Researchers from Anglia Ruskin University in the UK and Koç University in Turkey found that human-made noise pollution causes European robins (Erithacus rubecula) living in rural areas to become more physically aggressive. This builds into previous studies that found that robins living in cities were more aggressive than their rural cousins.
Beloved for their sweet song and plump appearance, robins are actually very competitive creatures. Their calls and behaviors are part of a struggle for territorial dominance over their neighbors. When a robin arrives uninvited on another bird’s territory, they change their songs and adopt visual displays to ward the rival away.
“We know that human activity can have a significant impact on the long-term social behaviour of wildlife, and our results show that human-produced noise can have a range of effects on robins, depending on the habitat they live in,” Caglar Akcay, researcher at Anglia Ruskin and senior author of the study, said in a statement.
Robins and noise pollution
To explore the connection with noise, the researchers placed a 3D-printed plastic model of a robin on another robin’s territory at two locations: an urban park in Istanbul close to a road and a quiet wooded area outside the city. The model was equipped with recordings of robin songs. Then, via a speaker, the researchers added traffic noise.
Our new preprint led by @cagla_onsal is online: Aggression and multimodal signaling in noise in the European robin https://t.co/r3Bb4H3WyX @ekoevoder
supported by @IBIS_journal small ornithological grant to Çağla. (1/4) pic.twitter.com/TclzcApSeA
— Çağlar Akçay (@caglarbakcay) May 3, 2022
The researchers found urban robins displayed more physical aggression than rural ones. However, rural robins became more aggressive when adding the traffic noise. This is likely because of the noise interfering with the songs used by the birds to display territoriality. Urban robins likely got used to the noise, while rural ones didn’t, the team believes.

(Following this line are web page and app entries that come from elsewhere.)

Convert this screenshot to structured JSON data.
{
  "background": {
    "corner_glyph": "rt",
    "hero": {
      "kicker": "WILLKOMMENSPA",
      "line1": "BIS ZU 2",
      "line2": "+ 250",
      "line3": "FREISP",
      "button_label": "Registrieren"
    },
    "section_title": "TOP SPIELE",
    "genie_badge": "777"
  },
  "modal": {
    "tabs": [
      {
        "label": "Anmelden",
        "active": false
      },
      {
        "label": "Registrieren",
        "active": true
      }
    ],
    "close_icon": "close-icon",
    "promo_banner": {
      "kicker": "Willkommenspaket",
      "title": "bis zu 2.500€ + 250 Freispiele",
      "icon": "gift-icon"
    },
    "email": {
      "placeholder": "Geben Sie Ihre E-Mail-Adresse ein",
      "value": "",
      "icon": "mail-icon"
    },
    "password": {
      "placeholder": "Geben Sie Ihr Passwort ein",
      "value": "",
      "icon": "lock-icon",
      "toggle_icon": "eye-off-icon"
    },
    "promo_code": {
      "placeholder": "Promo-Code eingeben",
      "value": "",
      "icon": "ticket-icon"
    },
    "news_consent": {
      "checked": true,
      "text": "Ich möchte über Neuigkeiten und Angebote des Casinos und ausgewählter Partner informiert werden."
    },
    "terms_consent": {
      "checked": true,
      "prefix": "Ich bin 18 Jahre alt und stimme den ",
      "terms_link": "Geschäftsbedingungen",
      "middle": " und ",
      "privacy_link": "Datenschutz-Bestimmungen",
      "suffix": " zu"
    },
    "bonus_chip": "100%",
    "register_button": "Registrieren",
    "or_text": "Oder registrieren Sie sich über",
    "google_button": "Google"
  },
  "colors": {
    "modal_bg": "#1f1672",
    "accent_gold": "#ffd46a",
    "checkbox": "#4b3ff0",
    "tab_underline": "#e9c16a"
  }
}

“The chronic high levels of noise that exist day and night in urban habitats, such as from traffic or construction equipment, may permanently interfere with the efficient transmission of acoustic signals,” Akcay said in a media statement. “This is likely to be the key reason why urban robins are typically more aggressive than rural birds.”
Being more aggressive is likely making these birds’ lives more difficult, the researchers said. For example, if they make more of a scene when a rival gets in their territory they could then become more vulnerable to predators, especially when their attention was focused on a rival – not being able to fly away or run away fast enough to protect themselves.

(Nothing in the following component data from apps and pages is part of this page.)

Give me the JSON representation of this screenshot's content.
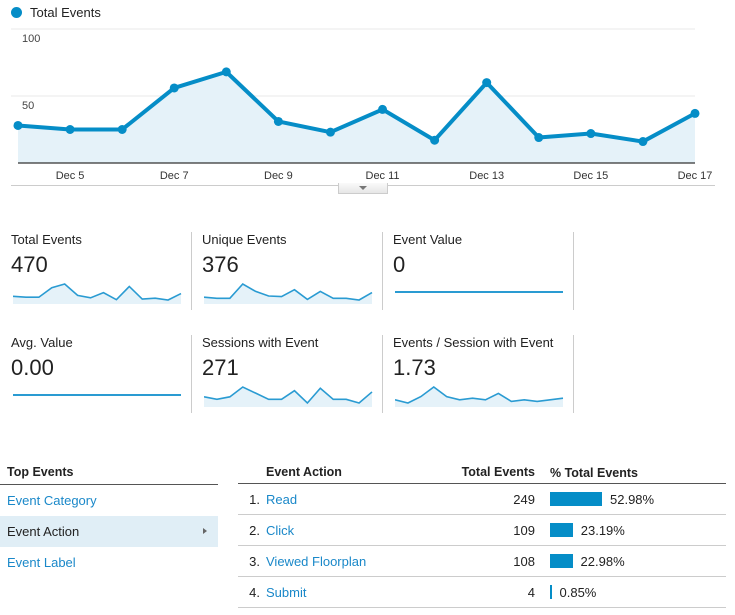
{
  "chart_data": {
    "type": "line",
    "title": "",
    "legend": [
      "Total Events"
    ],
    "legend_position": "top-left",
    "x": [
      "Dec 4",
      "Dec 5",
      "Dec 6",
      "Dec 7",
      "Dec 8",
      "Dec 9",
      "Dec 10",
      "Dec 11",
      "Dec 12",
      "Dec 13",
      "Dec 14",
      "Dec 15",
      "Dec 16",
      "Dec 17"
    ],
    "x_tick_labels": [
      "Dec 5",
      "Dec 7",
      "Dec 9",
      "Dec 11",
      "Dec 13",
      "Dec 15",
      "Dec 17"
    ],
    "series": [
      {
        "name": "Total Events",
        "values": [
          28,
          25,
          25,
          56,
          68,
          31,
          23,
          40,
          17,
          60,
          19,
          22,
          16,
          37
        ]
      }
    ],
    "y_tick_labels": [
      "100",
      "50"
    ],
    "ylim": [
      0,
      100
    ],
    "grid": true,
    "color": "#058dc7",
    "fill": "#e5f2f9"
  },
  "metrics": [
    {
      "label": "Total Events",
      "value": "470",
      "spark": [
        28,
        25,
        25,
        56,
        68,
        31,
        23,
        40,
        17,
        60,
        19,
        22,
        16,
        37
      ]
    },
    {
      "label": "Unique Events",
      "value": "376",
      "spark": [
        22,
        20,
        20,
        45,
        32,
        24,
        23,
        35,
        18,
        32,
        20,
        20,
        17,
        30
      ]
    },
    {
      "label": "Event Value",
      "value": "0",
      "spark": [
        0,
        0,
        0,
        0,
        0,
        0,
        0,
        0,
        0,
        0,
        0,
        0,
        0,
        0
      ]
    },
    {
      "label": "Avg. Value",
      "value": "0.00",
      "spark": [
        0,
        0,
        0,
        0,
        0,
        0,
        0,
        0,
        0,
        0,
        0,
        0,
        0,
        0
      ]
    },
    {
      "label": "Sessions with Event",
      "value": "271",
      "spark": [
        18,
        16,
        18,
        26,
        21,
        16,
        16,
        23,
        13,
        25,
        16,
        16,
        13,
        22
      ]
    },
    {
      "label": "Events / Session with Event",
      "value": "1.73",
      "spark": [
        1.5,
        1.4,
        1.6,
        1.9,
        1.6,
        1.5,
        1.55,
        1.5,
        1.7,
        1.45,
        1.5,
        1.45,
        1.5,
        1.55
      ]
    }
  ],
  "top_events": {
    "header": "Top Events",
    "items": [
      {
        "label": "Event Category",
        "active": false
      },
      {
        "label": "Event Action",
        "active": true
      },
      {
        "label": "Event Label",
        "active": false
      }
    ]
  },
  "table": {
    "headers": {
      "name": "Event Action",
      "total": "Total Events",
      "pct": "% Total Events"
    },
    "rows": [
      {
        "num": "1.",
        "name": "Read",
        "total": "249",
        "pct": "52.98%",
        "pct_value": 52.98
      },
      {
        "num": "2.",
        "name": "Click",
        "total": "109",
        "pct": "23.19%",
        "pct_value": 23.19
      },
      {
        "num": "3.",
        "name": "Viewed Floorplan",
        "total": "108",
        "pct": "22.98%",
        "pct_value": 22.98
      },
      {
        "num": "4.",
        "name": "Submit",
        "total": "4",
        "pct": "0.85%",
        "pct_value": 0.85
      }
    ]
  }
}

The study was published in the journal Behavioral Ecology and Sociobiology.